Inasmuch as Algernon always hit the islands ahead of everyone else he generally used up all the available Japs, and that is what brought the complaints against him. I think they were from the Marines. The Marines said they landed on the islands to annihilate Japs and that it was a terrible knock to their corps to land anywhere and find nothing to annihilate. One of the generals tried to make a deal with Algernon to leave just a few Japs for annihilation, but Algernon said no, he wanted them all. Hence the brass hats got busy with Washington.

It seems Washington was sore at Algernon, anyway. It discovered after he left on his mission that he had been courting a Washington young lady and one night he took her to the Washington Monument to press his suit. He inadvertently leaned against the monument and pushed it seven inches out of plumb. Algernon really does not know his own strength.

But the Washington authorities said he had no right to use the monument as a trysting place, and that is why Algernon is in very foreign with them.


Earl Shaub wrote me of Jack Dempsey’s great grandfather, Nathan Dempsey, who lived in the village of Leesburg, Tenn., and is said to have been the pioneer strong man of those parts.

“Why,” Earl says, his eyes bulging with excitement, “he could raise a 500-pound weight above his head or lift a bull over a fence.

“One story is the strongest man in Georgia came along one day looking for him and found old Dempsey riding a mule. The Georgian said: ‘I am the strongest man in Georgia. I have heard about you and came here to lick you.’

“Old Dempsey replied: ‘Just wait until I lift this mule over the fence and I will accommodate you.’ He lifted the mule over the fence and knocked hell out of the stranger, whose name was George Mancleves.

“One old gent of 85 telling of Nathan Dempsey said: ‘Jack was never the man his great-grandpaw was. Why, old Nathan could have turned Jack over his knee and spanked the sparks out of him….’”

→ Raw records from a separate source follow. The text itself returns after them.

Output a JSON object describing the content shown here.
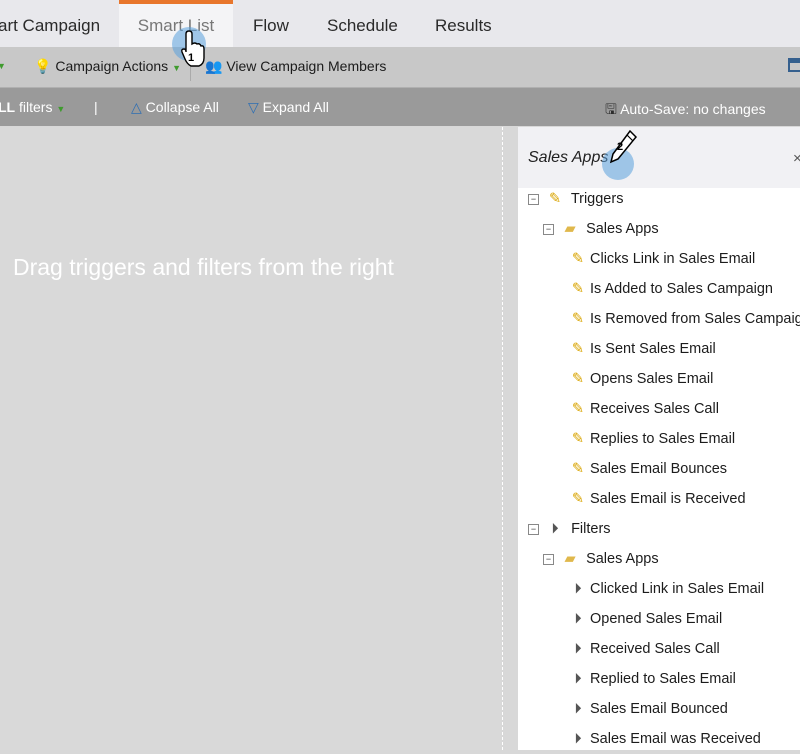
{
  "tabs": [
    {
      "label": "art Campaign",
      "active": false
    },
    {
      "label": "Smart List",
      "active": true
    },
    {
      "label": "Flow",
      "active": false
    },
    {
      "label": "Schedule",
      "active": false
    },
    {
      "label": "Results",
      "active": false
    }
  ],
  "toolbar1": {
    "campaign_actions": "Campaign Actions",
    "view_members": "View Campaign Members"
  },
  "toolbar2": {
    "filters_bold": "LL",
    "filters_label": "filters",
    "separator": "|",
    "collapse_all": "Collapse All",
    "expand_all": "Expand All",
    "autosave": "Auto-Save: no changes"
  },
  "canvas": {
    "hint": "Drag triggers and filters from the right"
  },
  "panel": {
    "title": "Sales Apps",
    "close": "×",
    "triggers_label": "Triggers",
    "triggers_folder": "Sales Apps",
    "triggers": [
      "Clicks Link in Sales Email",
      "Is Added to Sales Campaign",
      "Is Removed from Sales Campaign",
      "Is Sent Sales Email",
      "Opens Sales Email",
      "Receives Sales Call",
      "Replies to Sales Email",
      "Sales Email Bounces",
      "Sales Email is Received"
    ],
    "filters_label": "Filters",
    "filters_folder": "Sales Apps",
    "filters": [
      "Clicked Link in Sales Email",
      "Opened Sales Email",
      "Received Sales Call",
      "Replied to Sales Email",
      "Sales Email Bounced",
      "Sales Email was Received"
    ]
  },
  "annotations": {
    "step1": "1",
    "step2": "2"
  },
  "icons": {
    "accent": "#e8762c"
  }
}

I was a little surprised that Shaub deemed the small feats mentioned as worth reporting. It showed that he did not know about my friend Algernon, who as a mere school boy was challenged to fight by a grown man named Searles, who then suddenly became panic-stricken and ran to the union depot and hid in a passenger coach in a train standing on the tracks.

When Algernon got to the depot no one would tell him which car Searles had entered, so Algy picked up the cars one after another and shook all the passengers out of each until he shook out Searles. By that time Algernon’s vexation had abated so all he did was just throw Searles away.

The other day, while Algernon was sitting on our lawn, he was approached by two characters who identified themselves as Stuporman and Trash Boardman. They seemed to be quite peevish about something and the one who said he was Stuporman remarked to Algernon:

“I am going to give you a shellacking you will remember all your life—if you recover.”

“Yeah,” put in the one who said he was Trash Boardman, “and after my friend Stupe has finished with you I am going to mash what is left of you like a potato bug.”

“Why,” said Algernon, “what is eating youse guys? What have I done to you?”

“That is not the pernt,” said Stuporman. “The pernt is what we are going to do to you.”

“Ah,” said Algernon, “I see you are from Brooklyn.”

“Myrtle Avenner,” said Stuporman.

“What we are going to do to you should not happen to a pussy cat,” declared Trash Boardman.

“Just a minute,” said Algernon, getting to his feet. “Do youse boys mind if I feel your muskels?”

They did not mind, though they intimated it was only delaying disaster so Algernon felt them over very carefully and then he lay down on the grass and commenced to laugh. He laughed with such gusto he embarrassed the callers and they went away.

He laughed so hard that the following day the Los Angeles newspapers reported a slight earthquake in the vicinity of Holmby Hills, yet it was nothing but the action of Algernon’s reflexes. I tell you Algernon is real strong.